Luke: What has been your most prolific source of new comedic material?

Paul: The stuff I’m doing now is so abstract and so bizarre that, in fact, normal things don’t really provide inspiration.  People often go and find some situation at a party and say, “Hey, are you going to put this in your act?”, or some will say, “Ough, we’re craaaazy. Do you want to put this in your act?”.  Not many comedians are going to use that sort of material because it’s not that interesting.  Not me anyway.  The comedy I do is so ridiculous with it just based on putting together weird words and ideas.  Things do influence it – just not in a direct way.  For example, there may be a word you say in this interview, it may go around my head and it may come out in 15 years’ time in some bit.  But there’s certainly no direct correlation. 

Luke: Can you talk about any upcoming projects on the boil?

Paul: Yes, there are a few TV projects going on in the UK and I shall be making a DVD when I get back in May.  It will be my first proper DVD. 

Luke: In terms of getting some of your material out there via the Internet, do you think the future resides in YouTube or Podcasts.  Or otherwise!

Paul:  Well, I do both.  Both have a different quality.  With Podcasts, you can kind of ramble on because people are probably listening to you while they’re doing other things.  There’s a little more space and time.  However, with videos you tend to be a little more immediate. 

Luke: What’s the strangest thing you’ve ever seen on the tube in London?

Paul: The great thing about the tube is that no-one takes any notice of anyone.  Everyone on the tube prides themself on ignoring others.  I think the strangest thing I’ve seen was a man wearing a dress with everyone totally ignoring him.  I guess there are also the times when people have totally ignored buskers or really obnoxious drunk people who were shouting nonsense.  Everyone just pretends they’re not there.  I like the tube.  Anything could happen and no one would notice.

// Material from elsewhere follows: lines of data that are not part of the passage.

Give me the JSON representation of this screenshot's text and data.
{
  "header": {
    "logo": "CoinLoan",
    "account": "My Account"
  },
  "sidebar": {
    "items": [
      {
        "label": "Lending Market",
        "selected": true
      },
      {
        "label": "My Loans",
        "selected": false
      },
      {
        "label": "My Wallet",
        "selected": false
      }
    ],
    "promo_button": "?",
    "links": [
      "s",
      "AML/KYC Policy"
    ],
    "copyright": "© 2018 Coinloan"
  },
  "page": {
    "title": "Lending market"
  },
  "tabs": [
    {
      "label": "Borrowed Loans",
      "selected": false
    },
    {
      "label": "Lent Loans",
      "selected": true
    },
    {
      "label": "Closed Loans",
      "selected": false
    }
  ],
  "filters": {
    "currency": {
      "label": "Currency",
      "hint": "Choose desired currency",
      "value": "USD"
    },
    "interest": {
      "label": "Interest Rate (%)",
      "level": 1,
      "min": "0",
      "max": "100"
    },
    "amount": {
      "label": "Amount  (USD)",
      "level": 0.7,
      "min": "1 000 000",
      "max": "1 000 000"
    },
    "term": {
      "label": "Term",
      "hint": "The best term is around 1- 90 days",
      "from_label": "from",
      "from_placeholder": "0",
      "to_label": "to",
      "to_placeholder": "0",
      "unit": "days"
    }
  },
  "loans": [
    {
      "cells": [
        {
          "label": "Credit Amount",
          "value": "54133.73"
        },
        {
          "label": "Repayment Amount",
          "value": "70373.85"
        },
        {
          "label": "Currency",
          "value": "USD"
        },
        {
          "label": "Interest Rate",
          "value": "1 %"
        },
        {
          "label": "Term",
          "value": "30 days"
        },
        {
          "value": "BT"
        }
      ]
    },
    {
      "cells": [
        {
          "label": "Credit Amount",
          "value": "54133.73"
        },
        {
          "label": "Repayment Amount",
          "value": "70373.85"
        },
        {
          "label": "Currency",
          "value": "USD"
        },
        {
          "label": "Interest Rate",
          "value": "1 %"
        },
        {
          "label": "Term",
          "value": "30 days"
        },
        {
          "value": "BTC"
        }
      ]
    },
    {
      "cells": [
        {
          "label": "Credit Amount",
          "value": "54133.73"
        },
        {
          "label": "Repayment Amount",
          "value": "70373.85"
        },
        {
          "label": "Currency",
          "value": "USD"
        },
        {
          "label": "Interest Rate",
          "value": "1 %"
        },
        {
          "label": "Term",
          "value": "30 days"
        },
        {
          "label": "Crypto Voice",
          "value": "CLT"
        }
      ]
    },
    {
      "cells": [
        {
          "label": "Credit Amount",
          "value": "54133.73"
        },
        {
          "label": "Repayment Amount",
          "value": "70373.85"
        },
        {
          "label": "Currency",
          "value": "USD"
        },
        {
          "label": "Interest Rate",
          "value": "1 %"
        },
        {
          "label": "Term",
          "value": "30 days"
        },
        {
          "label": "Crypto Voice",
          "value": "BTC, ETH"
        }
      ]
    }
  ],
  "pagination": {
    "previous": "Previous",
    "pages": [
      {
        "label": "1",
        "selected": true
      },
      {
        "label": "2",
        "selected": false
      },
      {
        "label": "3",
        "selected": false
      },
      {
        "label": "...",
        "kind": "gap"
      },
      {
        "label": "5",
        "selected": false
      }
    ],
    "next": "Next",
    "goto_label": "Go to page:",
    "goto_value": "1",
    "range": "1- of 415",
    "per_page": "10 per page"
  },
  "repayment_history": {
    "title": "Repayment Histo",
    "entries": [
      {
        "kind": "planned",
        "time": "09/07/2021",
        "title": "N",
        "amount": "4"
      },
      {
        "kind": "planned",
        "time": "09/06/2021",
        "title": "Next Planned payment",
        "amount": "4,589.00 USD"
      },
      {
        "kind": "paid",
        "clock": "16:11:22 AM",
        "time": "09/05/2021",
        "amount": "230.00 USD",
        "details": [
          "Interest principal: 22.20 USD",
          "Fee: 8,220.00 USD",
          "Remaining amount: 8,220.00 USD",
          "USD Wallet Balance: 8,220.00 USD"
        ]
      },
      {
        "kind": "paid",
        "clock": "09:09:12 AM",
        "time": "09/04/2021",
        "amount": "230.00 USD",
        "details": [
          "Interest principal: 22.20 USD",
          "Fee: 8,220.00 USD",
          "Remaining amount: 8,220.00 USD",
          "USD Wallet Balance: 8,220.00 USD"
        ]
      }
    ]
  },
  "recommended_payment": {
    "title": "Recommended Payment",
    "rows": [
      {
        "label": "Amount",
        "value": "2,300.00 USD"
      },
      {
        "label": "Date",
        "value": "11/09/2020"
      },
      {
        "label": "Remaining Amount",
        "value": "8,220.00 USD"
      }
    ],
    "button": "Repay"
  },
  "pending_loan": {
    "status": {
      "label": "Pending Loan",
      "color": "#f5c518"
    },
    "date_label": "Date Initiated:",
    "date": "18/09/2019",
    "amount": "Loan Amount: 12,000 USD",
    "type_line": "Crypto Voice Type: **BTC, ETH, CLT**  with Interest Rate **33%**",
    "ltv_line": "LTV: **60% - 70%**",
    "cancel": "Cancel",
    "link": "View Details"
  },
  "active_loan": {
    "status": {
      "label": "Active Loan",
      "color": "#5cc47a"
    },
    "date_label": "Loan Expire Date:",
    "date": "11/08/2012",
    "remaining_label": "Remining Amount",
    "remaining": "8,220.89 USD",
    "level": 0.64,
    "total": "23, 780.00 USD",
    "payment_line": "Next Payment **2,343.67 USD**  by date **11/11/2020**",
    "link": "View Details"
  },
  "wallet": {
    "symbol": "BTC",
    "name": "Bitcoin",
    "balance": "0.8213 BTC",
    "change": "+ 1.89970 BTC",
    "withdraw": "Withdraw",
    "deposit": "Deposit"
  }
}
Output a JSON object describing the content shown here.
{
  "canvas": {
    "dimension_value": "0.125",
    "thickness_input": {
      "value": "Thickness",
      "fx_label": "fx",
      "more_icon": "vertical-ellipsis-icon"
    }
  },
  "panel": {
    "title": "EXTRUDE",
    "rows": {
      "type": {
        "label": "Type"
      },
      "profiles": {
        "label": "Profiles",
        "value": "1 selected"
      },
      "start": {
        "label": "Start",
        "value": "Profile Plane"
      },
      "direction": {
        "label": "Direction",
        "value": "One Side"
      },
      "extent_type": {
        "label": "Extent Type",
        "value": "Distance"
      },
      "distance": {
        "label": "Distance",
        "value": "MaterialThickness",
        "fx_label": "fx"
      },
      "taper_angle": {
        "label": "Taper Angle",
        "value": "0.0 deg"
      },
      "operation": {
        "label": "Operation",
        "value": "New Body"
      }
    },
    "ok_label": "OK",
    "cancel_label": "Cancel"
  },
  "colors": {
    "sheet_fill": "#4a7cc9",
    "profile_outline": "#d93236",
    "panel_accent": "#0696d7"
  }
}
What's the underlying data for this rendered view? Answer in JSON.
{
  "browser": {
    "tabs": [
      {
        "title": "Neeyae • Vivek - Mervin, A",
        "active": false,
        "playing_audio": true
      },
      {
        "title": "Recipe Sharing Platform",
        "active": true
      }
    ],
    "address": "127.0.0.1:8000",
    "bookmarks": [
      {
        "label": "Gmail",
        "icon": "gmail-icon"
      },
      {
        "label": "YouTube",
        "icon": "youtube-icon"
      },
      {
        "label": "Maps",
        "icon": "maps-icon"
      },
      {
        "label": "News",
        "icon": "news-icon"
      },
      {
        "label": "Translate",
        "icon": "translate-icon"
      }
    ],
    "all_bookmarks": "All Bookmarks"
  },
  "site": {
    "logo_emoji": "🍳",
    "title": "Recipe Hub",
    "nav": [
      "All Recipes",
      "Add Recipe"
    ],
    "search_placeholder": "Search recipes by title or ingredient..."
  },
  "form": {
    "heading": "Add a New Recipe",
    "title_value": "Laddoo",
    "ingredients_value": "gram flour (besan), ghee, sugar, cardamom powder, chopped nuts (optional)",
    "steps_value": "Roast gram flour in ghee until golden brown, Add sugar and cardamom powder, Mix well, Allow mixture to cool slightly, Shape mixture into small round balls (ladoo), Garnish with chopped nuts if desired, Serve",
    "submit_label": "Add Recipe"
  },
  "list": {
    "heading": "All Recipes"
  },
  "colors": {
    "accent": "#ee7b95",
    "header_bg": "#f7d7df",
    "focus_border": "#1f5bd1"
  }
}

Luke: Okay, besides from planking Korean Harlem shakers, what is your prediction for the World’s next stupid, mindless Internet craze?

Paul: The next Internet craze will be staring.  You’re on the Internet, then I watch you looking at the Internet.  And then someone films me watching you looking at the Internet.  Like an endless mirror.  And then everyone is watching videos of other people watching other people on the Internet.  And then eventually, one day after many years, we discover what you were looking at on the Internet.  And then when we find this out, the Internet ends.  This will be the quest to find the last page of the Internet and it will all spiral in on itself.  That will be the next craze on the Internet.

Paul Foot will be performing his show Kenny Larch is Dead at The Hifi Bar

Paul Foot and Luke Simmons